Michaela pokes her head outside and sees her mother wiping away tears. "Breakfast is ready," she says.
We pray over plates piled with eggs and bacon, at the kitchen table overlooking the pool. "Thank you, Lord, for a good night's rest," Tina says. "Thank you for a roof over our heads, a bed to sleep in and your abundant provisions. Please fill us with the Holy Spirit. Clothe us with the armor of God. Help us make good choices today ..."
MICHAEL AND HIS sister grab fishing poles and plastic kayaks from a garage one afternoon and spirit me to the neighbor's pond that backs up to their property. They drop the kayaks next to the water, and with a few shoves, we glide out.
There's a setback at one end, and we decide to settle there. Michael swivels to face the watery expanse and casts his line. A few minutes later, he's reeling in his first crappie.
"Look!" he hollers excitedly and holds up the fish. "First one!"
His sister has a camera. She paddles over, puts the camera to her face. "Smile!" she says.
It's a different world out here.
No pressure. No stopwatch. No laps. No autographs, no message boards, no critics. No parents. It's idyllic, peaceful. A light breeze ripples the water; the sun slowly disappears on the horizon. Michael has a leg flipped out of the kayak as he casts his line. He looks at ease -- a typical teenager.
After a few minutes, there's a bite at the other end of the line. Michael whips his pole back and lets out a sharp laugh. He's hooked another fish.
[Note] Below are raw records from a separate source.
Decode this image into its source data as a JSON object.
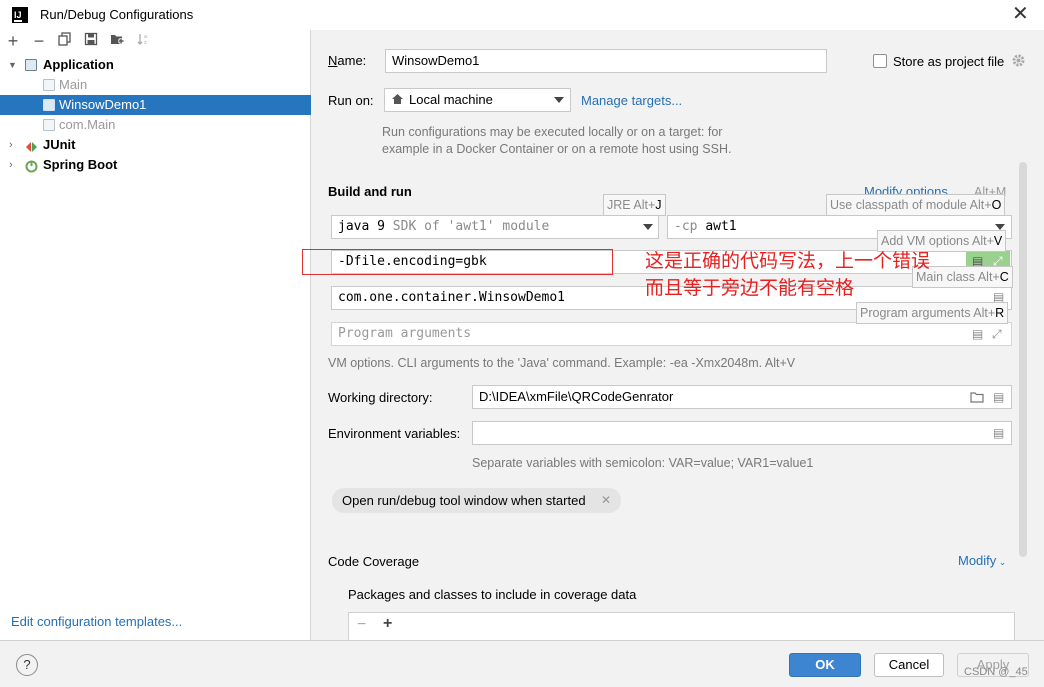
{
  "window": {
    "title": "Run/Debug Configurations",
    "app_icon_text": "IJ",
    "close_glyph": "✕"
  },
  "toolbar": {
    "icons": [
      "add-icon",
      "remove-icon",
      "copy-icon",
      "save-icon",
      "new-folder-icon",
      "sort-icon"
    ]
  },
  "tree": {
    "groups": [
      {
        "label": "Application",
        "expanded": true,
        "children": [
          "Main",
          "WinsowDemo1",
          "com.Main"
        ],
        "selected_child": "WinsowDemo1"
      },
      {
        "label": "JUnit",
        "expanded": false
      },
      {
        "label": "Spring Boot",
        "expanded": false
      }
    ]
  },
  "left_footer": {
    "edit_templates": "Edit configuration templates..."
  },
  "form": {
    "name_label": "Name:",
    "name_value": "WinsowDemo1",
    "store_label": "Store as project file",
    "store_checked": false,
    "run_on_label": "Run on:",
    "run_on_value": "Local machine",
    "manage_targets": "Manage targets...",
    "run_on_hint_1": "Run configurations may be executed locally or on a target: for",
    "run_on_hint_2": "example in a Docker Container or on a remote host using SSH.",
    "build_and_run": "Build and run",
    "modify_options": "Modify options",
    "modify_shortcut": "Alt+M",
    "jre_java": "java",
    "jre_version": "9",
    "jre_detail": "SDK of 'awt1' module",
    "cp_prefix": "-cp",
    "cp_value": "awt1",
    "vm_options_value": "-Dfile.encoding=gbk",
    "main_class_value": "com.one.container.WinsowDemo1",
    "program_args_placeholder": "Program arguments",
    "vm_hint": "VM options. CLI arguments to the 'Java' command. Example: -ea -Xmx2048m. Alt+V",
    "working_dir_label": "Working directory:",
    "working_dir_value": "D:\\IDEA\\xmFile\\QRCodeGenrator",
    "env_vars_label": "Environment variables:",
    "env_vars_value": "",
    "env_hint": "Separate variables with semicolon: VAR=value; VAR1=value1",
    "chip_label": "Open run/debug tool window when started",
    "code_coverage": "Code Coverage",
    "modify": "Modify",
    "coverage_packages": "Packages and classes to include in coverage data"
  },
  "tooltips": {
    "jre_text": "JRE Alt+",
    "jre_key": "J",
    "classpath_text": "Use classpath of module Alt+",
    "classpath_key": "O",
    "vm_text": "Add VM options Alt+",
    "vm_key": "V",
    "main_text": "Main class Alt+",
    "main_key": "C",
    "prog_text": "Program arguments Alt+",
    "prog_key": "R"
  },
  "annotation": {
    "line1": "这是正确的代码写法，上一个错误",
    "line2": "而且等于旁边不能有空格",
    "color": "#e82020"
  },
  "buttons": {
    "help": "?",
    "ok": "OK",
    "cancel": "Cancel",
    "apply": "Apply"
  },
  "watermark": "CSDN @_45",
  "colors": {
    "selection": "#2675bf",
    "link": "#2470b3",
    "ok_button": "#3d85d1"
  }
}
His sister cheers, reaches for the camera. Michael starts reeling. He's smiling. For now, in this moment on the water, everything is perfect.